As we’ve so often heard, necessity is the mother of invention. It can also be the mother of design, as was the case with the development of the iconic outdoor furniture collections of Richard Schultz. Nearly a decade into his career with Knoll, Schultz got a package from Florence Knoll, then retired and living in Florida, which contained rusted bolts. “Why can’t we make a chair that actually works?” Knoll wrote, according to the company.
Inspired by this challenge, Schultz set about designing a collection of stylish modern outdoor furniture that could stand up to the elements, including Florida’s corrosive sea air. The result was The Leisure Collection (now sold as the 1966 Collection). Other outdoor furniture of the time was made from iron and steel structures with protective coatings that were prone to corrosion, but the pieces Schultz created for Knoll had frames featuring seamless aluminum castings coated with multiple layers of plastic paint, maintenance-free and rust-proof. Cool-to-the-touch, quick-drying and porous nylon Dacron was selected for the chairs. A colored vinyl strip ran along the edge to hide the connections and offer customization.
The development of this collection was informed by work Schultz had done throughout his time with Knoll. A student of mechanical engineering and design at Iowa State University and the Illinois Institute of Technology in Chicago, Schultz joined Knoll in 1951 where he was assigned to assist Harry Bertoia on the development of the Bertoia Wire Collection. He next spent 18 months in Europe establishing and supervising production of these designs for subsidiaries and licensees.
The relationship with Knoll benefited Schultz both professionally and personally. It was through the company that he met his wife Trudy Busch, who worked with Knoll as an interior designer. Florence Knoll lent the couple her Paris apartment for their honeymoon.
After returning to the United States, Richard Schultz designed the breakthrough Petal Table, inspired by Queen Anne’s Lace, a weed that grew on his farmhouse property. “My idea for the segmented top was to be able to look down through the petals and not see any support, as if they were floating,” he said in a 1978 interview. The table was designed to work with Bertoia’s chairs and was soon added to MoMA’s collection.
In 1973, Schultz left Knoll and worked for many years as a freelance designer. In 1992, with his son Peter, he created the Richard Schultz Design to both release his classic designs and new collections. In 2012, Knoll acquired the firm.
Richard Schultz is only the beginning. Read All About Your Favorite Icons in The Design Issue!

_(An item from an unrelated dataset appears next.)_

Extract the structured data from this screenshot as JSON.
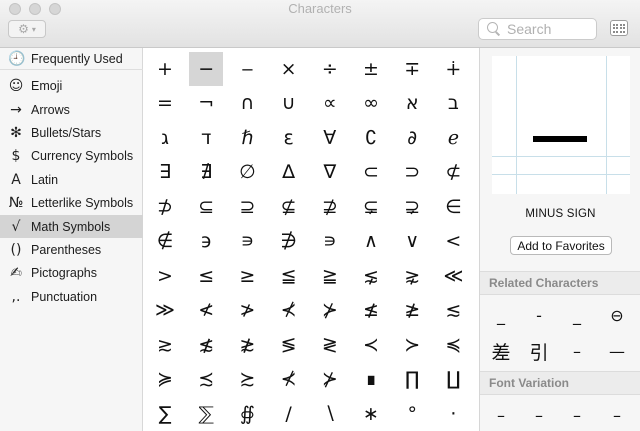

Whether it’s for the low-down on your favorite iconic designers to expert insight on furniture design, Atomic Ranch‘s second newsstand-only special issue, The Design Issue, is a must-have for your coffee table, bedside table or Petal table! Find this extra-large issue today at your favorite newsstand or order online.